Iron weapons could injure a Draugen, but didn’t kill them. So since weapons were useless, a would-be hero would have to wrestle the Draugen to its grave and defeat it there. It probably became a test of strength and cunning.
Once the Draugen was dead (again), the actual body would have to be exhumed and destroyed, either by beheading or burning and scattering the ashes into the sea.
Most of what we discussed above comes to us from ancient Norse writings, legends, and folklore. Now let’s look at how the Draugen are perceived in 21st Century Scandinavia.
Nowadays the creature is referred to as a Draug. It takes a human form but the head is made entirely of seaweed. It’s believed they are the spirits of drowned sailors and fishermen. In stories from Northern Norway, the Draug is seen as a headless fisherman dressed in oilskins.
In both cases, seeing a Draug foretells of death. Folklorists think because these nations, especially Norway, depend so heavily on the sea for food and wind up losing fishermen every year as a result, they closely associate the Draug with their lifestyle. If a fisherman is killed or disappears without explanation, they cope by blaming it on the Draug.
The original picture of the Draugen sounds like a mix of creatures to me, not quite a vampire and not quite a zombie. It rises from the dead, can shape-shift in order to escape its grave, yet is solid enough to attack and eat people it encounters while exacting revenge its enemies.
But nowadays, the reports seem to describe something more like a ghost.
The purported last recorded sighting of a Draugr occurred in 1911. A farmer started digging into a mound of dirt on his property that turned out to be a grave. The Draugr appeared to him and said don’t take another shovelful or Earth or six of your cattle will die and six members of your household will die. The farmer ignored the warning and sure enough, six of his cattle died and then six household members died. The Draugr was never seen again.
Do They Exist?
As the last recorded sighting of one in modern times was way back in 1911, it seems the Draugen have moved on, perhaps finally into the afterlife. Nowadays there are virtually no reports of them, at least no published reports. I even checked YouTube. They have game-related videos involving Draugen, but their beast is a cartoon version of the original legend.
I think this creature never existed, but was something born of folklore and legend. Maybe there were cases where some people came back from the dead (who had been in comas, etc.), and that scared everyone.

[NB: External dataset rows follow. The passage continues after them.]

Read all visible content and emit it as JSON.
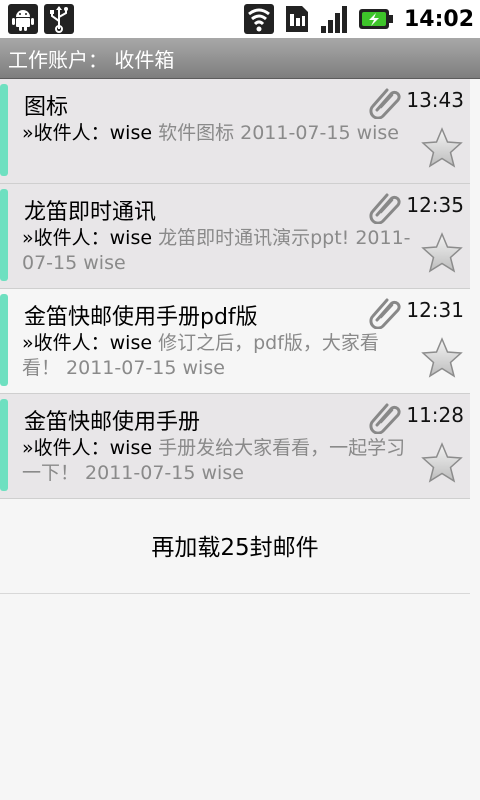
{
  "status_bar": {
    "time": "14:02",
    "icons": [
      "android-icon",
      "usb-icon",
      "wifi-icon",
      "sim-icon",
      "signal-icon",
      "battery-charging-icon"
    ]
  },
  "header": {
    "title": "工作账户：  收件箱"
  },
  "messages": [
    {
      "subject": "图标",
      "time": "13:43",
      "recipient": "»收件人：wise",
      "preview": " 软件图标 2011-07-15 wise",
      "has_attachment": true,
      "starred": false,
      "unread": true
    },
    {
      "subject": "龙笛即时通讯",
      "time": "12:35",
      "recipient": "»收件人：wise",
      "preview": " 龙笛即时通讯演示ppt! 2011-07-15 wise",
      "has_attachment": true,
      "starred": false,
      "unread": true
    },
    {
      "subject": "金笛快邮使用手册pdf版",
      "time": "12:31",
      "recipient": "»收件人：wise",
      "preview": " 修订之后，pdf版，大家看看！ 2011-07-15 wise",
      "has_attachment": true,
      "starred": false,
      "unread": false
    },
    {
      "subject": "金笛快邮使用手册",
      "time": "11:28",
      "recipient": "»收件人：wise",
      "preview": " 手册发给大家看看，一起学习一下！ 2011-07-15 wise",
      "has_attachment": true,
      "starred": false,
      "unread": true
    }
  ],
  "load_more": {
    "label": "再加载25封邮件"
  },
  "colors": {
    "accent": "#6ee0c0",
    "title_bar": "#8e8e8e",
    "unread_bg": "#e8e6e8"
  }
}
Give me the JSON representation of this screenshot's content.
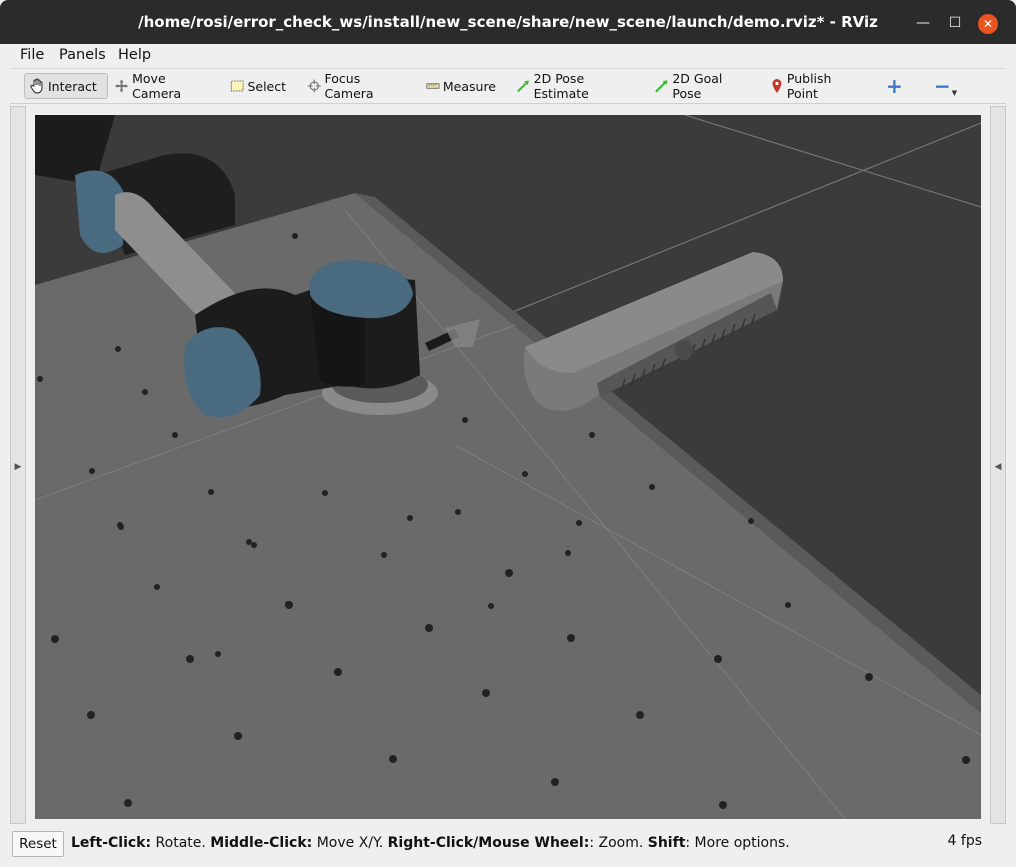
{
  "window": {
    "title": "/home/rosi/error_check_ws/install/new_scene/share/new_scene/launch/demo.rviz* - RViz",
    "minimize_glyph": "—",
    "maximize_glyph": "☐",
    "close_glyph": "✕"
  },
  "menu": {
    "file": "File",
    "panels": "Panels",
    "help": "Help"
  },
  "toolbar": {
    "interact": "Interact",
    "move_camera": "Move Camera",
    "select": "Select",
    "focus_camera": "Focus Camera",
    "measure": "Measure",
    "pose_estimate": "2D Pose Estimate",
    "goal_pose": "2D Goal Pose",
    "publish_point": "Publish Point",
    "add_glyph": "+",
    "remove_glyph": "−",
    "add_icon": "plus-icon",
    "remove_icon": "minus-icon"
  },
  "status": {
    "reset": "Reset",
    "left_click_key": "Left-Click:",
    "left_click_desc": " Rotate. ",
    "middle_click_key": "Middle-Click:",
    "middle_click_desc": " Move X/Y. ",
    "right_click_key": "Right-Click/Mouse Wheel:",
    "right_click_desc": ": Zoom. ",
    "shift_key": "Shift",
    "shift_desc": ": More options.",
    "fps": "4 fps"
  },
  "colors": {
    "title_bg": "#2b2b2b",
    "close_button": "#e95420",
    "viewport_bg": "#3b3b3b",
    "table": "#6b6b6b",
    "robot_link": "#1c1c1c",
    "robot_cap": "#4a6a80"
  }
}
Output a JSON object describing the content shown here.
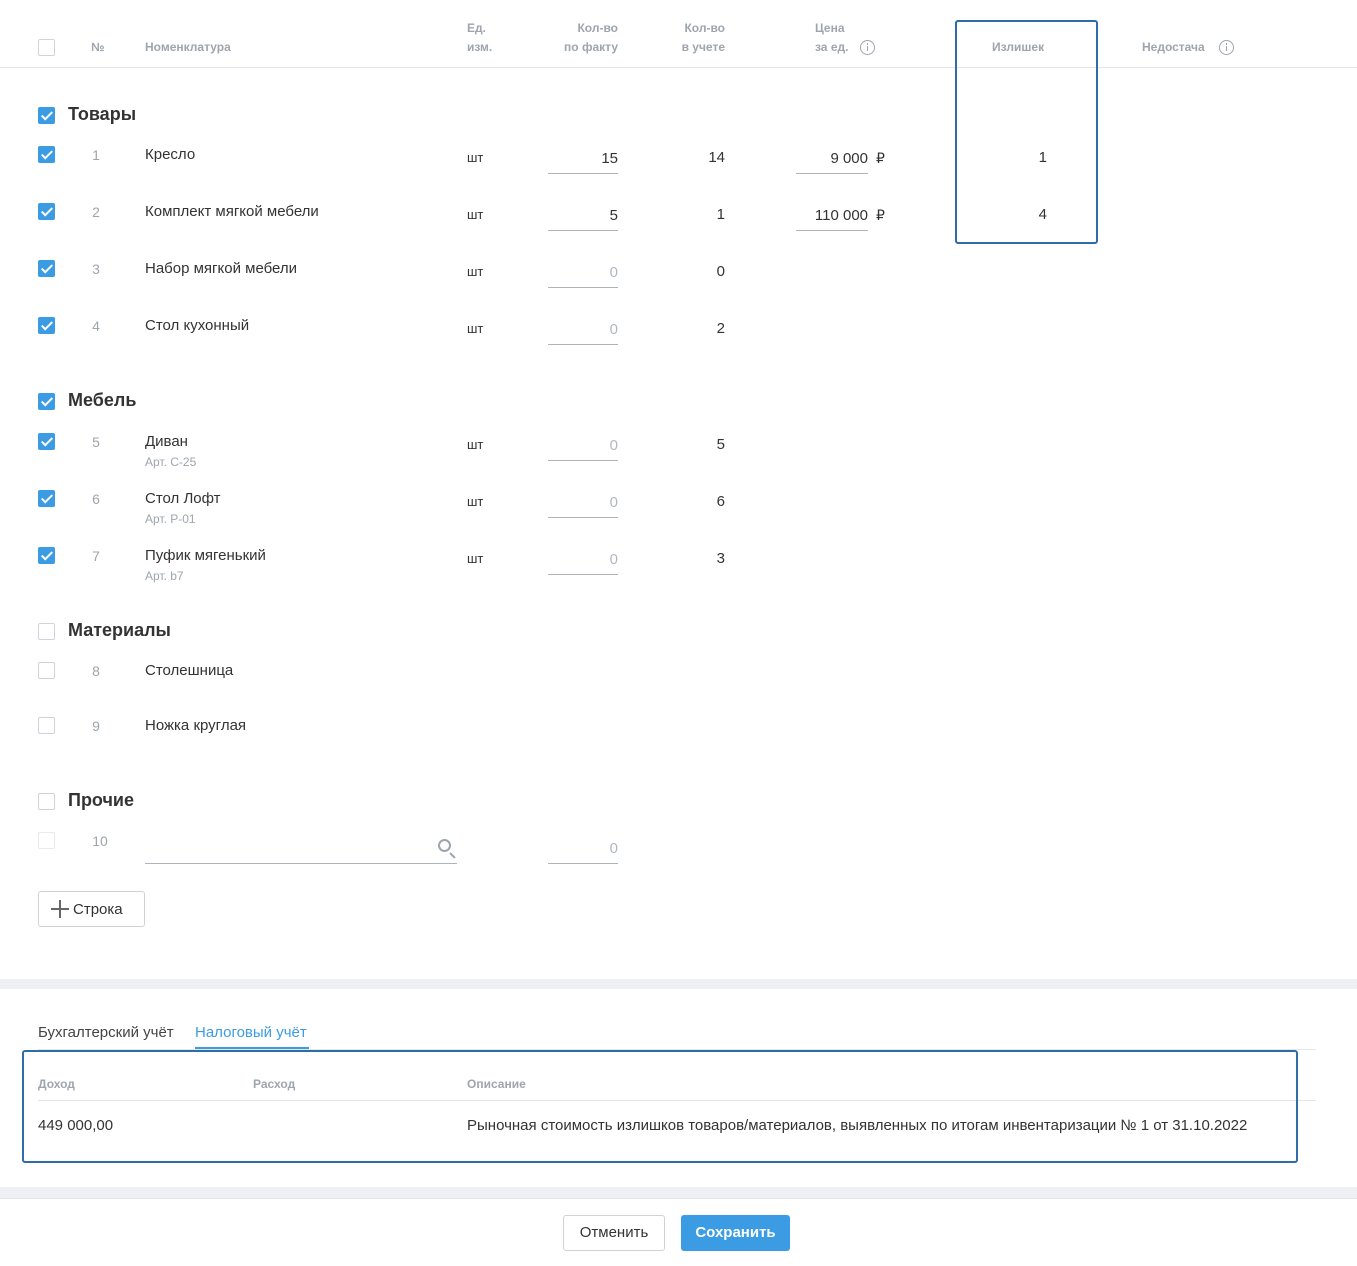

It’s possible there were some demons afoot in those lands back in the day and that further fueled the legend. I don’t think we’ll ever know.
But it certainly makes for a spine chilling tale on a frosty Fall night around the campfire!
What do you think about the Draugen?